I always knew coauthoring had benefits – half the workload, and twice the platform to launch from are the obvious bonuses. Sure, you have to split your royalties, but you also share the costs. But I had reservations (how do you allocate who writes what? What if you don’t like each other’s ideas or writing?), so it was relegated to something other authors did.
Until a fellow author approached me, asking me to cowrite an urban fantasy series. I was nervous. I was intrigued. I asked some questions. I hesitantly agreed. Not long later, I approached another author friend wondering if we should do the same with an idea I had percolating. One that felt like it could be far better served if it was molded and cultivated by more than just one mind.
And so my coauthoring journey began.
And it’s been such a delightful adventure that it sparked the very words you’re reading. With a highly successful dystopian series (which may or may not have interest to option the film rights…), and a twelve book urban fantasy series releasing next year, I discovered the benefits of sharing the writing and marketing process.

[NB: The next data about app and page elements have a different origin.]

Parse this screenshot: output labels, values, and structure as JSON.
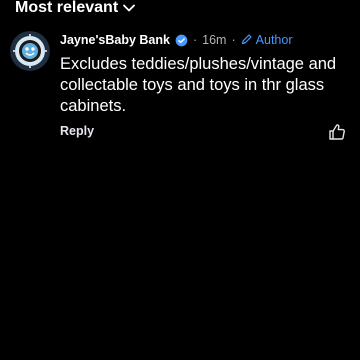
{
  "sort": {
    "label": "Most relevant",
    "icon": "chevron-down-icon"
  },
  "comment": {
    "avatar_icon": "baby-bank-logo",
    "author": "Jayne'sBaby Bank",
    "verified_icon": "verified-badge-icon",
    "separator": "·",
    "time": "16m",
    "author_tag_icon": "pencil-icon",
    "author_tag": "Author",
    "text": "Excludes teddies/plushes/vintage and collectable toys and toys in thr glass cabinets."
  },
  "actions": {
    "reply_label": "Reply",
    "like_icon": "thumbs-up-icon"
  },
  "colors": {
    "background": "#000000",
    "text": "#ffffff",
    "muted": "#b0b3b8",
    "accent": "#4599ff"
  }
}
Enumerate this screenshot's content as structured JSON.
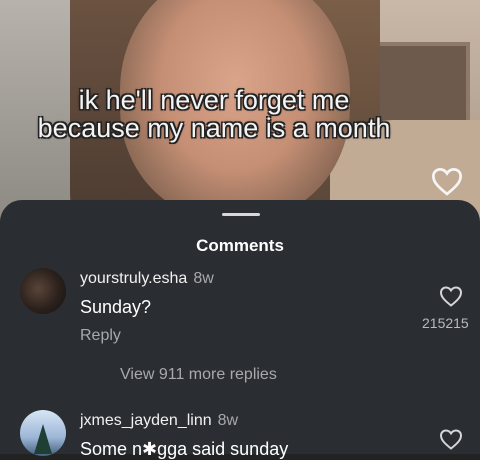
{
  "video": {
    "caption": "ik he'll never forget me because my name is a month"
  },
  "comments_sheet": {
    "title": "Comments",
    "comments": [
      {
        "username": "yourstruly.esha",
        "time": "8w",
        "text": "Sunday?",
        "reply_label": "Reply",
        "view_replies_label": "View 911 more replies",
        "like_count": "215215"
      },
      {
        "username": "jxmes_jayden_linn",
        "time": "8w",
        "text": "Some n✱gga said sunday"
      }
    ]
  },
  "icons": {
    "like": "heart-outline-icon"
  },
  "colors": {
    "sheet_background": "#2a2d31",
    "text_primary": "#ffffff",
    "text_secondary": "#a7a9ad"
  }
}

Writing can be a lonely business, so I’ve really delighted in having someone to share the highs and lows with far more intimately. Your coauthor shares the excitement and the anxiety because they’re living it with you. What’s more, it’s exciting to see your word count grow on the days you don’t write, meaning books with your name on them are released twice as fast. It’s easier to rapid release and your backlist grows at twice the rate.

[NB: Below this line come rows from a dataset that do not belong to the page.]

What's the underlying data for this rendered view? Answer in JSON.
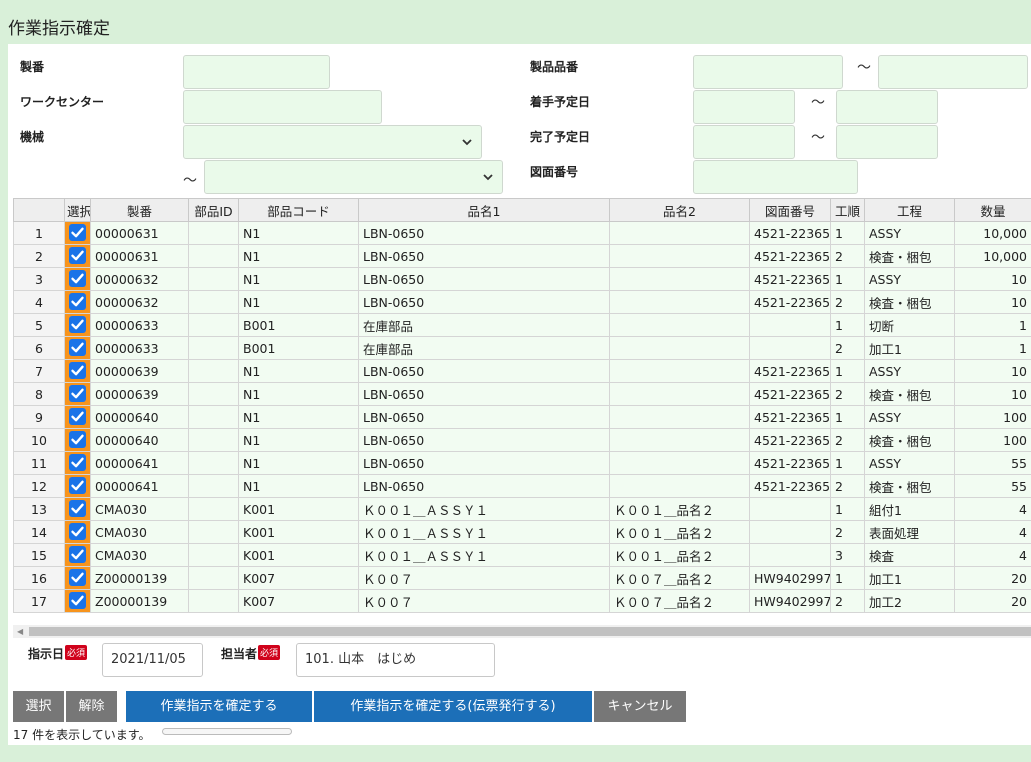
{
  "title": "作業指示確定",
  "filters": {
    "seiban_label": "製番",
    "workcenter_label": "ワークセンター",
    "machine_label": "機械",
    "product_no_label": "製品品番",
    "start_date_label": "着手予定日",
    "end_date_label": "完了予定日",
    "drawing_no_label": "図面番号",
    "tilde": "～"
  },
  "table": {
    "columns": [
      "",
      "選択",
      "製番",
      "部品ID",
      "部品コード",
      "品名1",
      "品名2",
      "図面番号",
      "工順",
      "工程",
      "数量"
    ],
    "rows": [
      [
        "1",
        "00000631",
        "",
        "N1",
        "LBN-0650",
        "",
        "4521-22365",
        "1",
        "ASSY",
        "10,000"
      ],
      [
        "2",
        "00000631",
        "",
        "N1",
        "LBN-0650",
        "",
        "4521-22365",
        "2",
        "検査・梱包",
        "10,000"
      ],
      [
        "3",
        "00000632",
        "",
        "N1",
        "LBN-0650",
        "",
        "4521-22365",
        "1",
        "ASSY",
        "10"
      ],
      [
        "4",
        "00000632",
        "",
        "N1",
        "LBN-0650",
        "",
        "4521-22365",
        "2",
        "検査・梱包",
        "10"
      ],
      [
        "5",
        "00000633",
        "",
        "B001",
        "在庫部品",
        "",
        "",
        "1",
        "切断",
        "1"
      ],
      [
        "6",
        "00000633",
        "",
        "B001",
        "在庫部品",
        "",
        "",
        "2",
        "加工1",
        "1"
      ],
      [
        "7",
        "00000639",
        "",
        "N1",
        "LBN-0650",
        "",
        "4521-22365",
        "1",
        "ASSY",
        "10"
      ],
      [
        "8",
        "00000639",
        "",
        "N1",
        "LBN-0650",
        "",
        "4521-22365",
        "2",
        "検査・梱包",
        "10"
      ],
      [
        "9",
        "00000640",
        "",
        "N1",
        "LBN-0650",
        "",
        "4521-22365",
        "1",
        "ASSY",
        "100"
      ],
      [
        "10",
        "00000640",
        "",
        "N1",
        "LBN-0650",
        "",
        "4521-22365",
        "2",
        "検査・梱包",
        "100"
      ],
      [
        "11",
        "00000641",
        "",
        "N1",
        "LBN-0650",
        "",
        "4521-22365",
        "1",
        "ASSY",
        "55"
      ],
      [
        "12",
        "00000641",
        "",
        "N1",
        "LBN-0650",
        "",
        "4521-22365",
        "2",
        "検査・梱包",
        "55"
      ],
      [
        "13",
        "CMA030",
        "",
        "K001",
        "Ｋ００１＿ＡＳＳＹ１",
        "Ｋ００１＿品名２",
        "",
        "1",
        "組付1",
        "4"
      ],
      [
        "14",
        "CMA030",
        "",
        "K001",
        "Ｋ００１＿ＡＳＳＹ１",
        "Ｋ００１＿品名２",
        "",
        "2",
        "表面処理",
        "4"
      ],
      [
        "15",
        "CMA030",
        "",
        "K001",
        "Ｋ００１＿ＡＳＳＹ１",
        "Ｋ００１＿品名２",
        "",
        "3",
        "検査",
        "4"
      ],
      [
        "16",
        "Z00000139",
        "",
        "K007",
        "Ｋ００７",
        "Ｋ００７＿品名２",
        "HW9402997-",
        "1",
        "加工1",
        "20"
      ],
      [
        "17",
        "Z00000139",
        "",
        "K007",
        "Ｋ００７",
        "Ｋ００７＿品名２",
        "HW9402997-",
        "2",
        "加工2",
        "20"
      ]
    ]
  },
  "bottom": {
    "date_label": "指示日",
    "date_value": "2021/11/05",
    "assignee_label": "担当者",
    "assignee_value": "101. 山本　はじめ",
    "required_badge": "必須"
  },
  "buttons": {
    "select": "選択",
    "deselect": "解除",
    "confirm": "作業指示を確定する",
    "confirm_slip": "作業指示を確定する(伝票発行する)",
    "cancel": "キャンセル"
  },
  "status_text": "17 件を表示しています。",
  "colors": {
    "background": "#d9f0d9",
    "row": "#f2fcf2",
    "checkbox_cell": "#f7941d",
    "checkbox": "#1a73e8",
    "blue_button": "#1c6fb8",
    "gray_button": "#777777",
    "required": "#d0021b"
  }
}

I’ve been lucky. My experience has been overwhelmingly positive. But I know other coauthored projects never see the light of publishing. There seem to be several key ingredients that are the foundation for success in my coauthored projects. Here’s what I’ve learned:
At this stage, Amazon only allows authors to publish under a single name. That means one person from your writing duo (or trio, or septuplet if you’re feeling ambitious!) will be publishing your books on their KDP dashboard. It will be their role (aka headache) to split the royalties each month for the lifetime of your books.

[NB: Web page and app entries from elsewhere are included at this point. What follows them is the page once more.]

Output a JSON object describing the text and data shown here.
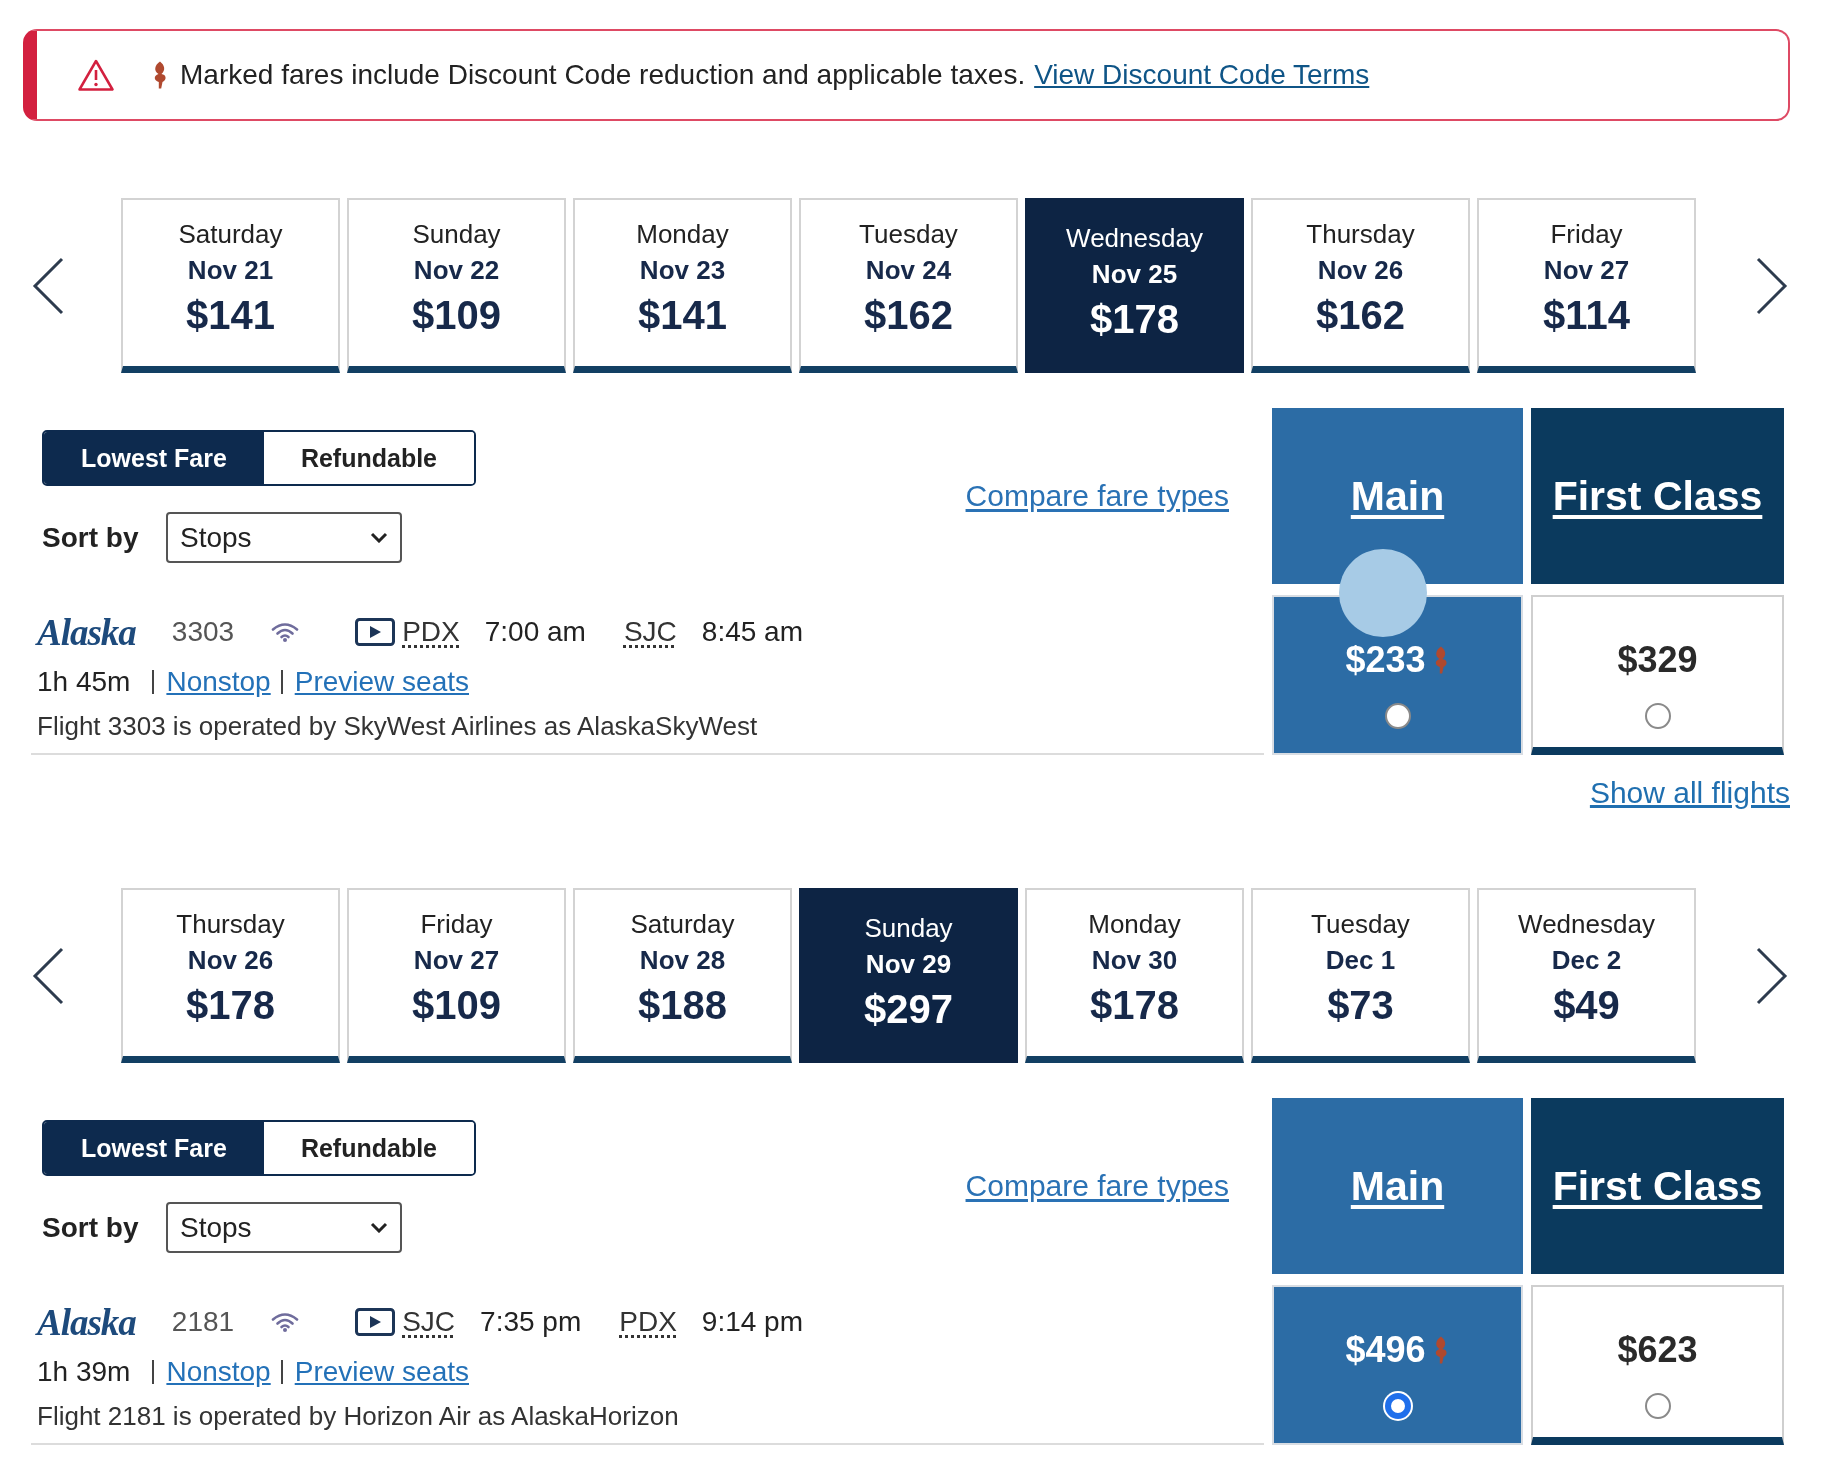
{
  "alert": {
    "message": "Marked fares include Discount Code reduction and applicable taxes.",
    "link": "View Discount Code Terms"
  },
  "segments": [
    {
      "dates": [
        {
          "day": "Saturday",
          "date": "Nov 21",
          "price": "$141",
          "selected": false
        },
        {
          "day": "Sunday",
          "date": "Nov 22",
          "price": "$109",
          "selected": false
        },
        {
          "day": "Monday",
          "date": "Nov 23",
          "price": "$141",
          "selected": false
        },
        {
          "day": "Tuesday",
          "date": "Nov 24",
          "price": "$162",
          "selected": false
        },
        {
          "day": "Wednesday",
          "date": "Nov 25",
          "price": "$178",
          "selected": true
        },
        {
          "day": "Thursday",
          "date": "Nov 26",
          "price": "$162",
          "selected": false
        },
        {
          "day": "Friday",
          "date": "Nov 27",
          "price": "$114",
          "selected": false
        }
      ],
      "fare_filter": [
        {
          "label": "Lowest Fare",
          "selected": true
        },
        {
          "label": "Refundable",
          "selected": false
        }
      ],
      "sort": {
        "label": "Sort by",
        "value": "Stops"
      },
      "compare_link": "Compare fare types",
      "cabins": [
        {
          "label": "Main",
          "kind": "main"
        },
        {
          "label": "First Class",
          "kind": "first"
        }
      ],
      "flight": {
        "airline": "Alaska",
        "number": "3303",
        "departure_airport": "PDX",
        "departure_time": "7:00 am",
        "arrival_airport": "SJC",
        "arrival_time": "8:45 am",
        "duration": "1h 45m",
        "stops": "Nonstop",
        "seats_link": "Preview seats",
        "operated_by": "Flight 3303 is operated by SkyWest Airlines as AlaskaSkyWest",
        "fares": [
          {
            "price": "$233",
            "discounted": true,
            "selected": false,
            "click_highlight": true
          },
          {
            "price": "$329",
            "discounted": false,
            "selected": false,
            "click_highlight": false
          }
        ]
      },
      "show_all": "Show all flights"
    },
    {
      "dates": [
        {
          "day": "Thursday",
          "date": "Nov 26",
          "price": "$178",
          "selected": false
        },
        {
          "day": "Friday",
          "date": "Nov 27",
          "price": "$109",
          "selected": false
        },
        {
          "day": "Saturday",
          "date": "Nov 28",
          "price": "$188",
          "selected": false
        },
        {
          "day": "Sunday",
          "date": "Nov 29",
          "price": "$297",
          "selected": true
        },
        {
          "day": "Monday",
          "date": "Nov 30",
          "price": "$178",
          "selected": false
        },
        {
          "day": "Tuesday",
          "date": "Dec 1",
          "price": "$73",
          "selected": false
        },
        {
          "day": "Wednesday",
          "date": "Dec 2",
          "price": "$49",
          "selected": false
        }
      ],
      "fare_filter": [
        {
          "label": "Lowest Fare",
          "selected": true
        },
        {
          "label": "Refundable",
          "selected": false
        }
      ],
      "sort": {
        "label": "Sort by",
        "value": "Stops"
      },
      "compare_link": "Compare fare types",
      "cabins": [
        {
          "label": "Main",
          "kind": "main"
        },
        {
          "label": "First Class",
          "kind": "first"
        }
      ],
      "flight": {
        "airline": "Alaska",
        "number": "2181",
        "departure_airport": "SJC",
        "departure_time": "7:35 pm",
        "arrival_airport": "PDX",
        "arrival_time": "9:14 pm",
        "duration": "1h 39m",
        "stops": "Nonstop",
        "seats_link": "Preview seats",
        "operated_by": "Flight 2181 is operated by Horizon Air as AlaskaHorizon",
        "fares": [
          {
            "price": "$496",
            "discounted": true,
            "selected": true,
            "click_highlight": false
          },
          {
            "price": "$623",
            "discounted": false,
            "selected": false,
            "click_highlight": false
          }
        ]
      }
    }
  ]
}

What’s more, another writer is going to see your work at varying stages of draft (personally, this was a challenge for my perfectionism tendencies). If I didn’t trust my coauthors to be positive and constructive, it would’ve been a much more difficult process.
- Who will be publishing the books? How will you report earnings and costs?
- Do you feel the feedback you’d be getting is valuable? Do you think it strengthens your writing?
- Are you willing to be tied to this author for the life of your books?
When you write a book with someone, you’re molding two creative visions into one. There are times that process won’t be seamless. The truth is, you’re not going to agree on everything. Authors get possessive about characters, have different ideas for the direction of the story, misunderstand communications. You’re probably at different points of the plotting-to-pantsing spectrum…
The assumption that everyone can, and should, speak their mind is a necessary foundation of coauthoring. But it needs to be done respectfully—with a willingness to compromise and a joint desire for a win-win solution.
You need to consider:
- Are you able to speak openly with your coauthor?
- How will you resolve disagreements?
- Are you both able to communicate different perspectives in constructive ways?
This is one of the benefits of coauthoring, but the more you’re conscious of it, the more you can harness it. Is one writer better at character arcs while the other has a knack for thinking up plot twists? Does one author excel at seeing the big picture while the other will nit-pick at the details? Are one of you skilled with Facebook ads while the other works on building the newsletter?
Spend a little time articulating the following:
- What are your strengths? What will you bring to the coauthoring project?
- What are your coauthor’s strengths? How can you learn from each other?
- What skills are you still developing? In what ways could your writing career benefit from working with another writer? How can you benefit theirs?
A Shared Vision
In the same way you’ll need differences and contrasts with your coauthor/s, you’re going to need similarities because these commonalities will be the foundation for your writing endeavors. A shared passion for the story concept and its characters. A desire to see your books succeed, even when life gets busy or the kids get sick. Ultimately, writing a book takes dedication and hard work. If you’re writing a series, then the workload and timeframes just multiplied.
Make sure you discuss:
- What are you hoping to achieve by publishing this story/series? Does your coauthor feel the same? Are you both equally excited and passionate about this concept?
- How will you actualize these plans? Shared calendars? Checklists? Word count targets?
- Do you both write at the same pace? What work and family responsibilities do you both need to take into account? Are you able to agree on timeframes (and stick to them)?
I’ve found coauthoring to be deeply rewarding and something I’ll be continuing into the future. In fact, when you find the right person, the end product can be stronger than a book you write solo.
What about you? Have you had success with coauthoring? What have you found rewarding? Challenging? I’d love to hear your experiences.
Tamar Sloan is a freelance editor, consultant and the author of PsychWriter – a fun, informative hub of information on character development, the science of story and how to engage readers.Tamar is also an award-winning author of young adult romance, creating stories about finding life and love beyond our comfort zones. You can checkout Tamar’s books on her author website.